### About this task
Where in the material does the word "icon" appear? Copy each line that has it.

### Data provided
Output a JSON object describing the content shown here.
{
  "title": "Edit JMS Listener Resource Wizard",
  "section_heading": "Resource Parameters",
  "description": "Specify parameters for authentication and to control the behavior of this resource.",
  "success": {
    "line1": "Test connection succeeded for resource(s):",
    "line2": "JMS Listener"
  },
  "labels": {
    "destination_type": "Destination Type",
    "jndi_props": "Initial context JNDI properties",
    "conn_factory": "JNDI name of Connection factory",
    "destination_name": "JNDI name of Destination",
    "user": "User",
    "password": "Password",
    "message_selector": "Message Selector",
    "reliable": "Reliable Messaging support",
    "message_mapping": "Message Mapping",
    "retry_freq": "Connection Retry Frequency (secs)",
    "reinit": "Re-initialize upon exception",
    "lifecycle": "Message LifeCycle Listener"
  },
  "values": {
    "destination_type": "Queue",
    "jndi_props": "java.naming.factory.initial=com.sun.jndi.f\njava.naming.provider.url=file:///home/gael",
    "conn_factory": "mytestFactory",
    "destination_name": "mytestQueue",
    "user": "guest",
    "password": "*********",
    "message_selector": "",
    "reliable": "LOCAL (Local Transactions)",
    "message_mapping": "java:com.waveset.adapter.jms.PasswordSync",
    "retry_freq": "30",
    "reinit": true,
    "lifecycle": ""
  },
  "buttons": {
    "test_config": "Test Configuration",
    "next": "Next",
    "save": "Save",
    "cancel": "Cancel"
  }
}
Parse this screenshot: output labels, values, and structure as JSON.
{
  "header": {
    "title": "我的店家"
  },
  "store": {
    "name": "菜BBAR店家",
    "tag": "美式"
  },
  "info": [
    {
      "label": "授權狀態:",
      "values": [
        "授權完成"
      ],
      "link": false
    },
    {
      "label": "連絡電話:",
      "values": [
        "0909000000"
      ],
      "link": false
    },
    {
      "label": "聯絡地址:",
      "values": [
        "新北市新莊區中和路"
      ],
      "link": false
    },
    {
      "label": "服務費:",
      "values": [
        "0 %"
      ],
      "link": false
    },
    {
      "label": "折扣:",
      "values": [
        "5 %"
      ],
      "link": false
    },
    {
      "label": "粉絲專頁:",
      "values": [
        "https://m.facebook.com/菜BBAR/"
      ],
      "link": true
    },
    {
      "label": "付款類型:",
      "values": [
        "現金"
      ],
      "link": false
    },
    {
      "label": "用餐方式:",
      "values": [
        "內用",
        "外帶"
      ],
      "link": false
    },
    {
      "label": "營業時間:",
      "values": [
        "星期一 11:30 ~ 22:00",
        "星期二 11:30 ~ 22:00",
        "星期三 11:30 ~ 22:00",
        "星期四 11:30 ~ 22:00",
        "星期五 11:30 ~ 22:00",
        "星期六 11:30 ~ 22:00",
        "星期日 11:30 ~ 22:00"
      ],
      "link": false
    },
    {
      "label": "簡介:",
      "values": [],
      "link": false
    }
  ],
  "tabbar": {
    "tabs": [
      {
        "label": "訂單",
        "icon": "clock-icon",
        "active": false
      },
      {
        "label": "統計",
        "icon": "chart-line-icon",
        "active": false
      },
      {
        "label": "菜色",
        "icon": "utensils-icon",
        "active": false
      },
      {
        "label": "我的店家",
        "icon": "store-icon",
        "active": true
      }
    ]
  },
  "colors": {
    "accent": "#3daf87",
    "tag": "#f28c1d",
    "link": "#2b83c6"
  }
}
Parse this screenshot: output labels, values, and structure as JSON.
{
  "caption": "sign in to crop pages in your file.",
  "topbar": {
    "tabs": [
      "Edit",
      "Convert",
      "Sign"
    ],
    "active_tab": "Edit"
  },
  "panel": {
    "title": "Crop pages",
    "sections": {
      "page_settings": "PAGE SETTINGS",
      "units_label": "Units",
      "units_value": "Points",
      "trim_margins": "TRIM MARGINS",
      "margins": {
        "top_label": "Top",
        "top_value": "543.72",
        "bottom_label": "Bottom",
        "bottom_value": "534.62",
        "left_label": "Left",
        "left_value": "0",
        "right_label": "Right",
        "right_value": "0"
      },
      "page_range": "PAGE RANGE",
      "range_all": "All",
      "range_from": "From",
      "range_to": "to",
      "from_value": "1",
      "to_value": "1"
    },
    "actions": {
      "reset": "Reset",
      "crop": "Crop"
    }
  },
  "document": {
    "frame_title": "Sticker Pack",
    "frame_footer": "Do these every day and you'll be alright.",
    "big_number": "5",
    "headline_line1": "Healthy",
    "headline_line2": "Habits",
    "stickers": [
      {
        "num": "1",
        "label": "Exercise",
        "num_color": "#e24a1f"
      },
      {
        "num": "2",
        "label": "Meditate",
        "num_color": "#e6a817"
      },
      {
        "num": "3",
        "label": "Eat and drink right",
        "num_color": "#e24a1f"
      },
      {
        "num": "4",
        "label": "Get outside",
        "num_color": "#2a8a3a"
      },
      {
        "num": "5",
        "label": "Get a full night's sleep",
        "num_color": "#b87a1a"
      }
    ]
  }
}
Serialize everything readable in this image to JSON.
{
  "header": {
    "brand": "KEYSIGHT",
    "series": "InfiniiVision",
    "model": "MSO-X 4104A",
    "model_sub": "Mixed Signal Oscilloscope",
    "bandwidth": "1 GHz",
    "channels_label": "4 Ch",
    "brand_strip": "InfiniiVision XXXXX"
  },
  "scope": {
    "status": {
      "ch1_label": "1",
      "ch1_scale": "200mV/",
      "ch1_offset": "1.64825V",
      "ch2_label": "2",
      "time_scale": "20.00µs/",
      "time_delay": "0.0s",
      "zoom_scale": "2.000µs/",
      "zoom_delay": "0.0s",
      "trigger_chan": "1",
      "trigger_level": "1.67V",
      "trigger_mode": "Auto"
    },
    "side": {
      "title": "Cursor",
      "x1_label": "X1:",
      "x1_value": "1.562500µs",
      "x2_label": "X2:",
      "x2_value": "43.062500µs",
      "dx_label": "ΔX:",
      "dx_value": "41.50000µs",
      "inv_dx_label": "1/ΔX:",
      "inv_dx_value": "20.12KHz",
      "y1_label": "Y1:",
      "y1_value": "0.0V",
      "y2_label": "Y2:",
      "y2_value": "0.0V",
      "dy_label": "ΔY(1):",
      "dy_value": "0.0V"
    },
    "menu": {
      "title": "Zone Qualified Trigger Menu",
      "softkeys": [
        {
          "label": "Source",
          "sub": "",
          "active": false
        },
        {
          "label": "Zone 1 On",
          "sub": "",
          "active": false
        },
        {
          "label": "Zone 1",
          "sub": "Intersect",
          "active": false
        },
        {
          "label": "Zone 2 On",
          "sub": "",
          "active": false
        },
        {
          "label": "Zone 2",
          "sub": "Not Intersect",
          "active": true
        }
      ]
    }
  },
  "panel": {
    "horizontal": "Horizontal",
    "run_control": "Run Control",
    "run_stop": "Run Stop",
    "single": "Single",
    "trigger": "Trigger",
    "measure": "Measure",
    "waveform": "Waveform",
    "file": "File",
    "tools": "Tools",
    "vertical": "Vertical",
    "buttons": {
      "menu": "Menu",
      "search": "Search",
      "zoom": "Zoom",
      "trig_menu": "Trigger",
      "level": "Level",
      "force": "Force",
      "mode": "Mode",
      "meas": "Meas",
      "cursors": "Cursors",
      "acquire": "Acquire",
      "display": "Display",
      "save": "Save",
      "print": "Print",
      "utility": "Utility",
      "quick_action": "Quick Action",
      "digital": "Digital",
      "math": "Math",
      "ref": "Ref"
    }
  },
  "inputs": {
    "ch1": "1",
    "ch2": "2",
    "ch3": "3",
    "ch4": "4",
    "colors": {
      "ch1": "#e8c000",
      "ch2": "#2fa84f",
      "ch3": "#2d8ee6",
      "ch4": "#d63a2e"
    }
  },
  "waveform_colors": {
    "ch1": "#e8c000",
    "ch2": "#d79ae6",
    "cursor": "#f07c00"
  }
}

### Result for this exercise
        "icon": "clock-icon",
        "icon": "chart-line-icon",
        "icon": "utensils-icon",
        "icon": "store-icon",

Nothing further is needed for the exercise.